Work to be completed
Show every line of the data that includes the word "JSON".
(Beginning of Available records)
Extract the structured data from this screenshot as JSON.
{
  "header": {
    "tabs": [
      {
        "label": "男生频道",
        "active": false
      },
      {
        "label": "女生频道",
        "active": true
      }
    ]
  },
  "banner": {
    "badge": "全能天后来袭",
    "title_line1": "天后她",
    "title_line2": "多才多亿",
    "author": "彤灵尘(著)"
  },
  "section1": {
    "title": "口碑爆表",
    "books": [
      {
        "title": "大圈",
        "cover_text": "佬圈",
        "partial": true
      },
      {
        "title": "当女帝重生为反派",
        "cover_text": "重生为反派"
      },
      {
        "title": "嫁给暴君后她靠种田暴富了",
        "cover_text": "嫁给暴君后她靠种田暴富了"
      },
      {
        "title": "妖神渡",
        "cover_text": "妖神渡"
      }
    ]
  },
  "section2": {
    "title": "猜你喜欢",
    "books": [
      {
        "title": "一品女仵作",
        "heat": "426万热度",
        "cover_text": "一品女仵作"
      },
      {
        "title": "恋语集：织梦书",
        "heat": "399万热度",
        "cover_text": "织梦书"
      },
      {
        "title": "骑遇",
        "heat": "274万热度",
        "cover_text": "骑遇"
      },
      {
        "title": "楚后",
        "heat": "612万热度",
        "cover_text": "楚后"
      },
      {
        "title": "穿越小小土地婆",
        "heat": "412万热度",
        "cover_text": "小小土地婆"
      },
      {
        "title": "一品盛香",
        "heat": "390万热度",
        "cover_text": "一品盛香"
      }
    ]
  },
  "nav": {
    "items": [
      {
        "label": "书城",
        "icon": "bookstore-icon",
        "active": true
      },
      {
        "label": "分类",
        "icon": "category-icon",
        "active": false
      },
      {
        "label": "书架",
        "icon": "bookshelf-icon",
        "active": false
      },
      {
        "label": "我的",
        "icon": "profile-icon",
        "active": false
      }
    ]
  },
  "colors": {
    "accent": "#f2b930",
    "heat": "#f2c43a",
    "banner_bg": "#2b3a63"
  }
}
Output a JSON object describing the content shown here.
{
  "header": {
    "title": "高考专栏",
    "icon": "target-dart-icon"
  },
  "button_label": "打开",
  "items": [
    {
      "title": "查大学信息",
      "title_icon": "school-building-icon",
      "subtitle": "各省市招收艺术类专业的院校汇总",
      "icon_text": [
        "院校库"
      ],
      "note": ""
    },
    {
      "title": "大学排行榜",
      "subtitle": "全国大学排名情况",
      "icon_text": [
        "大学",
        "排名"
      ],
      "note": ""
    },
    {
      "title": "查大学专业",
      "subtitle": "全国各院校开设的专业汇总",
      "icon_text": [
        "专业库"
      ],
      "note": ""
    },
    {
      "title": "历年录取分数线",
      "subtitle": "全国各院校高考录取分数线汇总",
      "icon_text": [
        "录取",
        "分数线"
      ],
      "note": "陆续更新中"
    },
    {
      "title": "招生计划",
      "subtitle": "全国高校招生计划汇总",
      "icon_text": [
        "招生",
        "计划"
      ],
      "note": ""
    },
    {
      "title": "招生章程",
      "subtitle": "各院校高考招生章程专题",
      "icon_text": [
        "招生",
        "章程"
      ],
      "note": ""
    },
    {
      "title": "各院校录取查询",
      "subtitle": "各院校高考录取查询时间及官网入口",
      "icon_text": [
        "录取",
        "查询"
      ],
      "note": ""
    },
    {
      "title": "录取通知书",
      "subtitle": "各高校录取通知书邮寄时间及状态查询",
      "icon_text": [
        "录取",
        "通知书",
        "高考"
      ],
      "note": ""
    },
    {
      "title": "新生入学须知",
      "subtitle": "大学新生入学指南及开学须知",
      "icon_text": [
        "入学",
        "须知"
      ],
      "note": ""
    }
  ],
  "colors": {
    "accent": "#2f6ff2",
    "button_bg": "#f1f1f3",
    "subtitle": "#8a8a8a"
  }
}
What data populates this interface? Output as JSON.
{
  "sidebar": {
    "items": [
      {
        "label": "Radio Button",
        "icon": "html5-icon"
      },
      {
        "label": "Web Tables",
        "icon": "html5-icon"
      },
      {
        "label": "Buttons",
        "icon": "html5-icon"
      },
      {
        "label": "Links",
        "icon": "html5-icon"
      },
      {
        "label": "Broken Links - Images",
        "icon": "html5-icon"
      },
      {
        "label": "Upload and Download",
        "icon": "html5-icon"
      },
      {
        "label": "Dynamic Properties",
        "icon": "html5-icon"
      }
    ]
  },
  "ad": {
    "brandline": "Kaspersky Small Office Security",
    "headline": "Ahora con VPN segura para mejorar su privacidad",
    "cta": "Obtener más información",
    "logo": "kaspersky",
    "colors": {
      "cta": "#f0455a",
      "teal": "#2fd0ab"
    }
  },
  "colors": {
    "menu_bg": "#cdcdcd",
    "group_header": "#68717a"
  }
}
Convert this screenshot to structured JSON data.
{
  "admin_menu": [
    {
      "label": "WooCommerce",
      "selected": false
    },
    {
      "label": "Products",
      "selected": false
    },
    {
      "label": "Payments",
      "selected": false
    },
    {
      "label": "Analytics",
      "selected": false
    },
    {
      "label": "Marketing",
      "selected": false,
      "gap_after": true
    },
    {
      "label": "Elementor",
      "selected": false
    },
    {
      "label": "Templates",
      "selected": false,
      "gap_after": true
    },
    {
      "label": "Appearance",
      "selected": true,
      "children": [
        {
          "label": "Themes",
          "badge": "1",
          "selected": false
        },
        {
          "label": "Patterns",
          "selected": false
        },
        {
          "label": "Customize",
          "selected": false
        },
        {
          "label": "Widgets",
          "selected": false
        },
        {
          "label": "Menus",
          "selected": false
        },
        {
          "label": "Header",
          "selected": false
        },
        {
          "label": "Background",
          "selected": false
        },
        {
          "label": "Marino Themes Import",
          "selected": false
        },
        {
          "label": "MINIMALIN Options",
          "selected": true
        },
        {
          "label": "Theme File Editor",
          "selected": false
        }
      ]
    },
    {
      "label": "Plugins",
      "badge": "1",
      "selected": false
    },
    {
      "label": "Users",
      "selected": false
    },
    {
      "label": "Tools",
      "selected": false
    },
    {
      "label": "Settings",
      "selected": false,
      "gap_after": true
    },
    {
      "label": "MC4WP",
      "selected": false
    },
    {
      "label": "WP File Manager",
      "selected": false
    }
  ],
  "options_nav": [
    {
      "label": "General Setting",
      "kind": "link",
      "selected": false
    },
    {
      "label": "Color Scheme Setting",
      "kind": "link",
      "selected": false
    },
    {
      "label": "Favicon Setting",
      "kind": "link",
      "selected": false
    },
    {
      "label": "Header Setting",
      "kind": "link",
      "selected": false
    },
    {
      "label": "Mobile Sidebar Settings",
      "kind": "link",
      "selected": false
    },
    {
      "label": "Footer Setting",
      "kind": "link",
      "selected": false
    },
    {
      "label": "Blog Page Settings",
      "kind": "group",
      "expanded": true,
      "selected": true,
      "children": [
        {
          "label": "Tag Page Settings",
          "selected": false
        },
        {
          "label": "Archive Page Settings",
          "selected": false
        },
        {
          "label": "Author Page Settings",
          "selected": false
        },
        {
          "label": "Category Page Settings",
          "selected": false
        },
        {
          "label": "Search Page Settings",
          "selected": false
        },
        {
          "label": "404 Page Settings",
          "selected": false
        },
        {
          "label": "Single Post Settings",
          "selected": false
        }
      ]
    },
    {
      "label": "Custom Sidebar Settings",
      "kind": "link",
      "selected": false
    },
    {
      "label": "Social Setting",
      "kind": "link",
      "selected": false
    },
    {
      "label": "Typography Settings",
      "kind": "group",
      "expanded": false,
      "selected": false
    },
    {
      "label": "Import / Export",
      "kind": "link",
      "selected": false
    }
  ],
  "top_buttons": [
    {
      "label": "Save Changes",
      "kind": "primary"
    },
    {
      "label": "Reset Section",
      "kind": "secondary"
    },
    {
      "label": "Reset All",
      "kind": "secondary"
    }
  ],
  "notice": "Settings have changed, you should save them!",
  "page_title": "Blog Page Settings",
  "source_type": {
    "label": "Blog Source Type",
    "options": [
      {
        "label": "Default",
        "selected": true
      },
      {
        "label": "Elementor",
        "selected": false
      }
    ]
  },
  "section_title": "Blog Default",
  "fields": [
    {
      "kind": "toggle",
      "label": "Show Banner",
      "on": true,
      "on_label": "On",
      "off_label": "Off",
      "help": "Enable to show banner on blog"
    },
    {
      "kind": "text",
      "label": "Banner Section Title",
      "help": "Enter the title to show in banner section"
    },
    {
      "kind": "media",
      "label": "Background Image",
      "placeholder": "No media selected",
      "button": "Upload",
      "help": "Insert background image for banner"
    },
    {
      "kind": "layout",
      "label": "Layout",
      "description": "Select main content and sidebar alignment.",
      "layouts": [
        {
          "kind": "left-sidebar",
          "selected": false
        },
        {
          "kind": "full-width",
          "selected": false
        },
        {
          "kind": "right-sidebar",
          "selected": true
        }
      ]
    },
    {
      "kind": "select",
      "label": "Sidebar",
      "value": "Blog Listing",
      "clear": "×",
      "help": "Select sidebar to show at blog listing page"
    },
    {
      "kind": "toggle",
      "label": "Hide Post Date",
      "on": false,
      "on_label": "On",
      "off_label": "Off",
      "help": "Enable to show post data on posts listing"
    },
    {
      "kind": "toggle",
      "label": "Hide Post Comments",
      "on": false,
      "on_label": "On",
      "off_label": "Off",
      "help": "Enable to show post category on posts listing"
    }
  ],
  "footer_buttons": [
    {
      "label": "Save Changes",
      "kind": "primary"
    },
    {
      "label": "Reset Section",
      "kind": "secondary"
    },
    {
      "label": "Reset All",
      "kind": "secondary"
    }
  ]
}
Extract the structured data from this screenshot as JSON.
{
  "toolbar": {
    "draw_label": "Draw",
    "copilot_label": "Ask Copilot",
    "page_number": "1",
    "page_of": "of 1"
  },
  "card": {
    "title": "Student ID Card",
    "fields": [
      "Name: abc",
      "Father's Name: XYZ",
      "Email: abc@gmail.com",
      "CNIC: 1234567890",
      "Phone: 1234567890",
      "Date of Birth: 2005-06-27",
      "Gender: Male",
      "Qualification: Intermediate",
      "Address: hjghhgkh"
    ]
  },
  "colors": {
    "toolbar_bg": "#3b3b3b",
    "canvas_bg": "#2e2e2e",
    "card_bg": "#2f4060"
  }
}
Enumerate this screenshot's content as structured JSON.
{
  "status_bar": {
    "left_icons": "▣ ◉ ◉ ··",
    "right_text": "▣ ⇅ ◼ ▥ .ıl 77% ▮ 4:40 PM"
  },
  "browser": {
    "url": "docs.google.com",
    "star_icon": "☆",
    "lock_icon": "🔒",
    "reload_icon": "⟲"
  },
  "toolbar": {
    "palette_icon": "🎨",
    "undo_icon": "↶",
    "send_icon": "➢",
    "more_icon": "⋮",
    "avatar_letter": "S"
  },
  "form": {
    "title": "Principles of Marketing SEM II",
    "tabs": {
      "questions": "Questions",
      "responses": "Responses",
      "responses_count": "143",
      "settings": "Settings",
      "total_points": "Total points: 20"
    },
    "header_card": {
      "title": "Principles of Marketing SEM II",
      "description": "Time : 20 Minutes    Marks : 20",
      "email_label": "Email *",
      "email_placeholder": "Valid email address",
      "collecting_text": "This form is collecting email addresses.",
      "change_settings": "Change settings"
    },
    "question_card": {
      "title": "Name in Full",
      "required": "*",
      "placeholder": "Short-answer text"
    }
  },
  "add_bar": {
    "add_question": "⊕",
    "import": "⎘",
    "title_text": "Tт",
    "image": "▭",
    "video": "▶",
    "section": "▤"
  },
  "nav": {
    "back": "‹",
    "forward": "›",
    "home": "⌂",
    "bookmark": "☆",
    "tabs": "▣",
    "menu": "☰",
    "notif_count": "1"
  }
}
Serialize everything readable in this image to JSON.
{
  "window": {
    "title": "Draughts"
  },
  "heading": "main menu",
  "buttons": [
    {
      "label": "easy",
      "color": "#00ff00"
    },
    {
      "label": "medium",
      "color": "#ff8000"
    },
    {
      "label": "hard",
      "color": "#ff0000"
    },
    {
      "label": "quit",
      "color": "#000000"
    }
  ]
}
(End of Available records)
Completed task
Extract the structured data from this screenshot as JSON.
Output a JSON object describing the content shown here.
What data populates this interface? Output as JSON.
Convert this screenshot to structured JSON data.
Extract the structured data from this screenshot as JSON.
Enumerate this screenshot's content as structured JSON.
Serialize everything readable in this image to JSON.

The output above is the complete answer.